The government’s assessment processes for Employment & Support Allowance (ESA) and Personal Independence Payment (PIP) are denying hundreds of thousands of disabled and seriously unwell people the benefit they are entitled to – driving them into poverty. For most, their only hope of overturning that decision is by an appeal to the social security tribunal.
These tribunals can be incredibly worrying for people who have never faced the legal justice system. Tribunal panel members usually go out of their way to try to put appellants at ease, but there’s no escaping the sense you are on trial about whether you are telling the truth about your condition. Of course, when legal aid was available for such matters, claimants could access help with preparing for the tribunal. But along with the cuts to social security benefits, the past eight years have also seen the end of support for this kind of appeal – a double whammy for disabled people.
So with tougher eligibility criteria and no right to legal support you would expect very few appellants would win. And yet the reality is the opposite. The latest Ministry of Justice figures show that the tribunal finds in favour of 70 per cent of claimants appealing against DWP’s denial of ESA or PIP. This figure is even higher when appellants do have legal representation. At the Zacchaeus 2000 Trust, our success rate this year is nearly 90 per cent and many other advice services achieve similar results.
Most of those claimants who win their appeal will have spent months trying to live on far less money than they are entitled to, often borrowing from friends and family just to survive. Many have fallen into rent and council tax arrears and faced the threat of eviction and bailiffs removing their possessions. Our recent research Access Denied – Barriers to justice in the disability benefits system, which is based on in-depth interviews with some of our own clients, shows how bad the consequences of these wrong decisions can be.
The government’s initial response to criticism of the woeful quality of DWP’s decision making was to create an internal review stage: mandatory reconsideration (MR). Anyone who wants to appeal against the refusal of ESA or PIP must now go through this before they can get to tribunal. You would have thought these reviews would correct obvious mistakes and therefore reduce the percentage of successful appeals at the tribunal. Again, however, the opposite is true. Ministry of Justice statistics show success rates for appeals rising every quarter.
DWP’s own statistics explain why: only 11 per cent of ESA refusals and 18 per cent of PIP refusals are reversed at MR stage. Last year, over 100,000 disabled or seriously unwell claimants won their appeal for ESA or PIP at tribunal. That is 100,000 initial decisions DWP got wrong and which it then failed to pick up at the MR stage. No wonder so many people feel this discredited MR stage offers false hope.

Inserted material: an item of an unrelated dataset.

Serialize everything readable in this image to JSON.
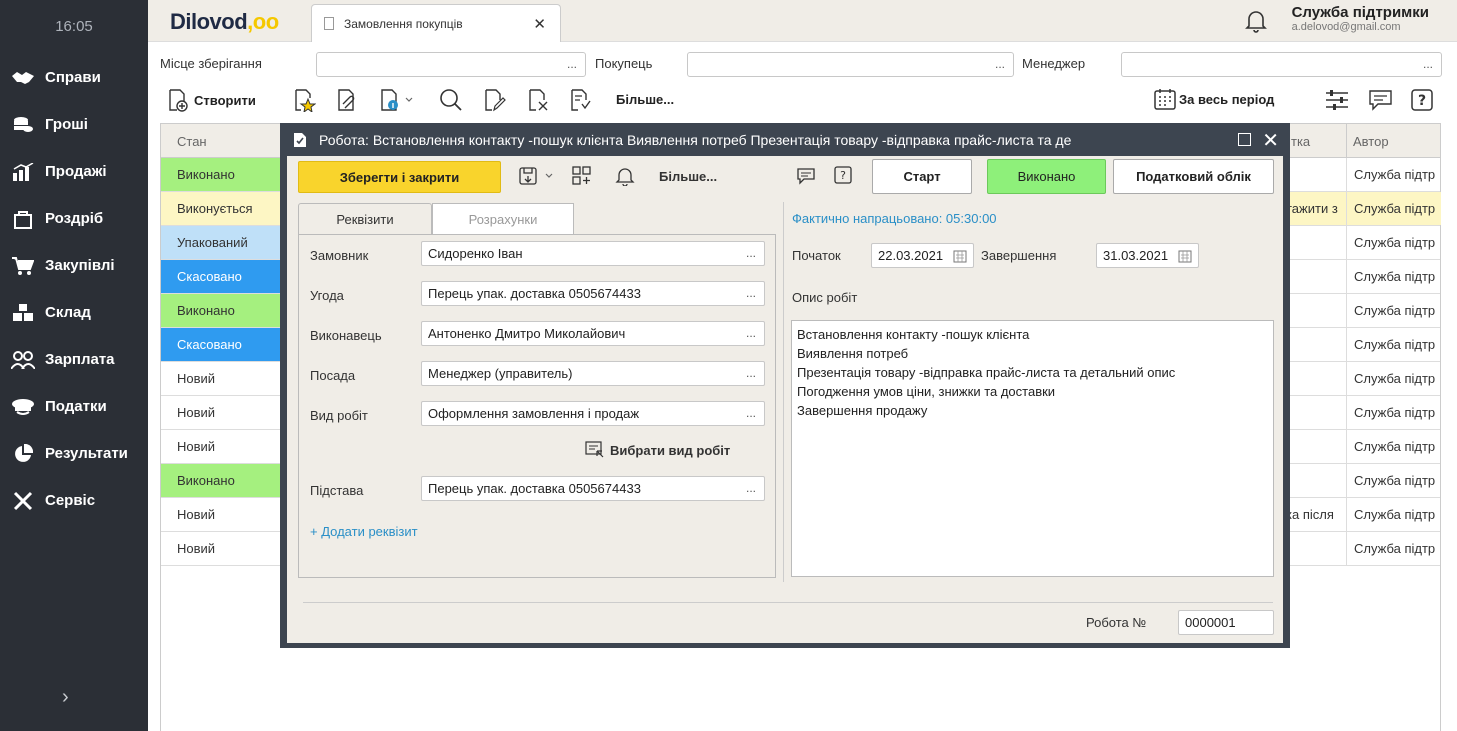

The Work & Pensions Select Committee recently recommended that DWP start sampling its MR decisions to understand why these are wrong so often. The government’s response was an emphatic “no”. Ministers argue that only a minority of those whose MR upholds the original refusal go on to pursue an appeal to the tribunal. That is true. But in our experience that is because many claimants think the MR is their appeal and don’t realise they have a right to have their case heard by an independent Tribunal. Others are so disheartened by a second refusal or daunted by the prospect of a formal hearing, that they simply accept it and struggle on.
At Zacchaeus 2000, we are determined to put a stop to this situation. As well as encouraging MPs to challenge DWP much more on hehalf of their disabled constituents’, we are also scaling-up our own efforts. Thanks to the support of the Equalities & Human Rights Commission (EHRC), the Access to Justice Foundation, Porticus and increasing pro bono support from city law firms, we are doubling the number of people we represent at tribunal to 500 this year. Other advice services are trying to increase the number of appeals they do too.
But it shouldn’t have to be this way. Disabled people should not have to rely on charities to secure the social security benefits they are entitled to. That’s why we were so pleased to see Lord Bach’s report on Access to Justice published by the Fabian Society last autumn, especially its calls for a Right to Justice Act and the reinstatement of legal aid for benefit claimants. Obviously, this government won’t agree to that willingly. But the past 12 months have seen them bow to public and political pressure and make significant concessions on universal credit. Labour MPs need to be arguing hard for the Bach Commission reforms too.
In the meantime, Labour in local government can contribute by upping its financial support to local law centres, CABs and other advice agencies specifically to increase the number of disabled residents they help appeal at tribunal.
Thirty years ago, a small group of activists, demonstrating against Margaret Thatcher’s “poll tax” decided to take more direct action. Over the next couple of years, they helped dozens of those on sickness or unemployment benefit argue they were too poor to pay. So began the Zacchaeus 2000 Trust, which remains rooted in a commitment to justice for those unfairly treated by the social security system.
Back in 1990, the sight of tens of thousands of the nation’s poorest and most vulnerable people being dragged to court to prove they didn’t have the means to pay helped end the poll tax. A similar all-out effort to help disabled people secure the social security they are entitled to now might just achieve the same result.